20130222

How to monitor a not centralized - best effort BGP based wireless network

Some thoughts on how to monitor the health of a non-centralized best effort amateur mostly-BGP wireless network.

Why not asking all the backbone node operators to send a detailed email with the peering IP addresses or even better give them the password to a nagios to enter them by themselves?

Unfortunately, this is not going to work --not in Greece, not for AWMN at least.

Why not using the Wireless Node Database for input to the monitoring system?

Well, the Wireless Node Database contains information `maintained` by the backbone operators and unfortunately even though Backbone operators usually put their links in there ( sign of status ) they forget to take them off once they are dead and they usually do not put peering IP addresses.

In a best effort non-professional internet one cannot rely on the operators for accurate information. Even in a professional Internet one cannot rely on the human operators. This is something that needs to be automated.

In a BGP based network finding all the routers along with their peering IP addresses and checking them from monitoring systems placed in different parts of the network should be sufficient.
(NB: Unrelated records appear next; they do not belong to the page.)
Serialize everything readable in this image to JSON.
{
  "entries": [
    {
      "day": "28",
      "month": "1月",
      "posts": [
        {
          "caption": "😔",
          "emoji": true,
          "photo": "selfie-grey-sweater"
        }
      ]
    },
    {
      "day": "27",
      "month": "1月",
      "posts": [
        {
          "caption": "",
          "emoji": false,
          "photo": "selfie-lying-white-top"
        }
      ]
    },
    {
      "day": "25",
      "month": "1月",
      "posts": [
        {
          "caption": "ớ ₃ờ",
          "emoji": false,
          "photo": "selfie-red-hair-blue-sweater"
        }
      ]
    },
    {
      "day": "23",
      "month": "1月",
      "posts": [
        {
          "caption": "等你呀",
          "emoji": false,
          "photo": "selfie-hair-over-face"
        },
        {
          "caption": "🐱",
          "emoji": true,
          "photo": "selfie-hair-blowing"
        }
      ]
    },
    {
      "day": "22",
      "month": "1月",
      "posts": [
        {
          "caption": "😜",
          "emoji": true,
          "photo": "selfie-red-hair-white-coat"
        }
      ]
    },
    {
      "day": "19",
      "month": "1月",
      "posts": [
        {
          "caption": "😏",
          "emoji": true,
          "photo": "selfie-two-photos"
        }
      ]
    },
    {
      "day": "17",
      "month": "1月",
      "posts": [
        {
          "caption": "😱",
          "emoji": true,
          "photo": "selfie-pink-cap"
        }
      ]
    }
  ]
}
I thought a couple of ways of finding all the peering IP addresses and both start with a BGP feed --a "show ip bgp" on a router or a quagga daemon.
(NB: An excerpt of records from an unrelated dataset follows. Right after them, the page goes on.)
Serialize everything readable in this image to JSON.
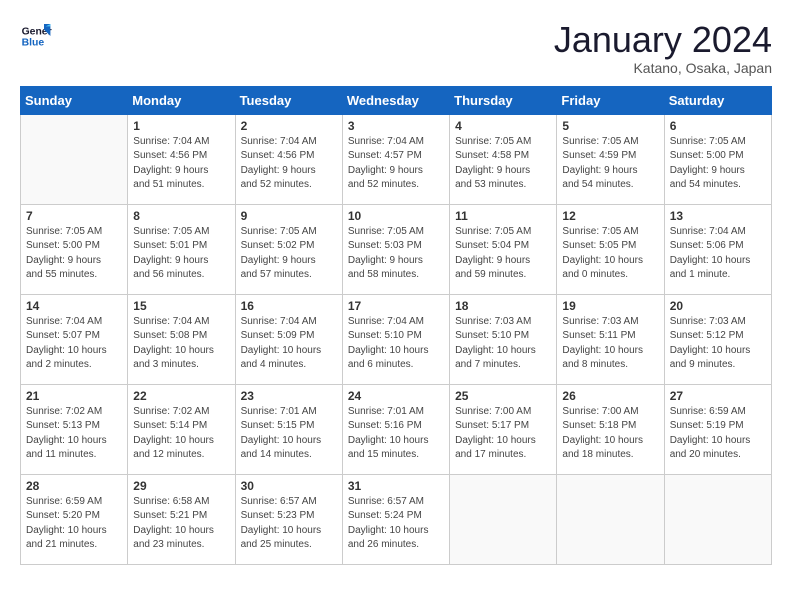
{
  "header": {
    "logo_line1": "General",
    "logo_line2": "Blue",
    "month": "January 2024",
    "location": "Katano, Osaka, Japan"
  },
  "weekdays": [
    "Sunday",
    "Monday",
    "Tuesday",
    "Wednesday",
    "Thursday",
    "Friday",
    "Saturday"
  ],
  "weeks": [
    [
      {
        "day": "",
        "info": ""
      },
      {
        "day": "1",
        "info": "Sunrise: 7:04 AM\nSunset: 4:56 PM\nDaylight: 9 hours\nand 51 minutes."
      },
      {
        "day": "2",
        "info": "Sunrise: 7:04 AM\nSunset: 4:56 PM\nDaylight: 9 hours\nand 52 minutes."
      },
      {
        "day": "3",
        "info": "Sunrise: 7:04 AM\nSunset: 4:57 PM\nDaylight: 9 hours\nand 52 minutes."
      },
      {
        "day": "4",
        "info": "Sunrise: 7:05 AM\nSunset: 4:58 PM\nDaylight: 9 hours\nand 53 minutes."
      },
      {
        "day": "5",
        "info": "Sunrise: 7:05 AM\nSunset: 4:59 PM\nDaylight: 9 hours\nand 54 minutes."
      },
      {
        "day": "6",
        "info": "Sunrise: 7:05 AM\nSunset: 5:00 PM\nDaylight: 9 hours\nand 54 minutes."
      }
    ],
    [
      {
        "day": "7",
        "info": "Sunrise: 7:05 AM\nSunset: 5:00 PM\nDaylight: 9 hours\nand 55 minutes."
      },
      {
        "day": "8",
        "info": "Sunrise: 7:05 AM\nSunset: 5:01 PM\nDaylight: 9 hours\nand 56 minutes."
      },
      {
        "day": "9",
        "info": "Sunrise: 7:05 AM\nSunset: 5:02 PM\nDaylight: 9 hours\nand 57 minutes."
      },
      {
        "day": "10",
        "info": "Sunrise: 7:05 AM\nSunset: 5:03 PM\nDaylight: 9 hours\nand 58 minutes."
      },
      {
        "day": "11",
        "info": "Sunrise: 7:05 AM\nSunset: 5:04 PM\nDaylight: 9 hours\nand 59 minutes."
      },
      {
        "day": "12",
        "info": "Sunrise: 7:05 AM\nSunset: 5:05 PM\nDaylight: 10 hours\nand 0 minutes."
      },
      {
        "day": "13",
        "info": "Sunrise: 7:04 AM\nSunset: 5:06 PM\nDaylight: 10 hours\nand 1 minute."
      }
    ],
    [
      {
        "day": "14",
        "info": "Sunrise: 7:04 AM\nSunset: 5:07 PM\nDaylight: 10 hours\nand 2 minutes."
      },
      {
        "day": "15",
        "info": "Sunrise: 7:04 AM\nSunset: 5:08 PM\nDaylight: 10 hours\nand 3 minutes."
      },
      {
        "day": "16",
        "info": "Sunrise: 7:04 AM\nSunset: 5:09 PM\nDaylight: 10 hours\nand 4 minutes."
      },
      {
        "day": "17",
        "info": "Sunrise: 7:04 AM\nSunset: 5:10 PM\nDaylight: 10 hours\nand 6 minutes."
      },
      {
        "day": "18",
        "info": "Sunrise: 7:03 AM\nSunset: 5:10 PM\nDaylight: 10 hours\nand 7 minutes."
      },
      {
        "day": "19",
        "info": "Sunrise: 7:03 AM\nSunset: 5:11 PM\nDaylight: 10 hours\nand 8 minutes."
      },
      {
        "day": "20",
        "info": "Sunrise: 7:03 AM\nSunset: 5:12 PM\nDaylight: 10 hours\nand 9 minutes."
      }
    ],
    [
      {
        "day": "21",
        "info": "Sunrise: 7:02 AM\nSunset: 5:13 PM\nDaylight: 10 hours\nand 11 minutes."
      },
      {
        "day": "22",
        "info": "Sunrise: 7:02 AM\nSunset: 5:14 PM\nDaylight: 10 hours\nand 12 minutes."
      },
      {
        "day": "23",
        "info": "Sunrise: 7:01 AM\nSunset: 5:15 PM\nDaylight: 10 hours\nand 14 minutes."
      },
      {
        "day": "24",
        "info": "Sunrise: 7:01 AM\nSunset: 5:16 PM\nDaylight: 10 hours\nand 15 minutes."
      },
      {
        "day": "25",
        "info": "Sunrise: 7:00 AM\nSunset: 5:17 PM\nDaylight: 10 hours\nand 17 minutes."
      },
      {
        "day": "26",
        "info": "Sunrise: 7:00 AM\nSunset: 5:18 PM\nDaylight: 10 hours\nand 18 minutes."
      },
      {
        "day": "27",
        "info": "Sunrise: 6:59 AM\nSunset: 5:19 PM\nDaylight: 10 hours\nand 20 minutes."
      }
    ],
    [
      {
        "day": "28",
        "info": "Sunrise: 6:59 AM\nSunset: 5:20 PM\nDaylight: 10 hours\nand 21 minutes."
      },
      {
        "day": "29",
        "info": "Sunrise: 6:58 AM\nSunset: 5:21 PM\nDaylight: 10 hours\nand 23 minutes."
      },
      {
        "day": "30",
        "info": "Sunrise: 6:57 AM\nSunset: 5:23 PM\nDaylight: 10 hours\nand 25 minutes."
      },
      {
        "day": "31",
        "info": "Sunrise: 6:57 AM\nSunset: 5:24 PM\nDaylight: 10 hours\nand 26 minutes."
      },
      {
        "day": "",
        "info": ""
      },
      {
        "day": "",
        "info": ""
      },
      {
        "day": "",
        "info": ""
      }
    ]
  ]
}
This way I get the routes advertized along with AS paths and the originating AS numbers.

Great! Now one could go two ways and the first one sounds easier at first.

1) Scan the advertised IP space for daemons listening on the tcp port 179 ( BGP ). ~Trivial with a scanner like nmap or a little perl script. Some `passive` scanning could tell apart unique routers but I would still need to figure out the site - side of a link - peering for a router. Also, a daemon listening on 179 does not necessarily mean the edge of a link.

2) Traceroute --one to each route. A `traditional` traceroute will show only one side for each link, therefore only half of the peering IP addresses can be seen from one point assuming all paths are symmetric. For the purposes of a monitoring system that should be good enough. Knowing all the peering IP addresses would be even better since inner-node problems could be spotted easier on monitoring. Some claim to have written reverse traceroute tools but I have not been able to find any sources.

It' s late and I need to sleep. END of Part 1.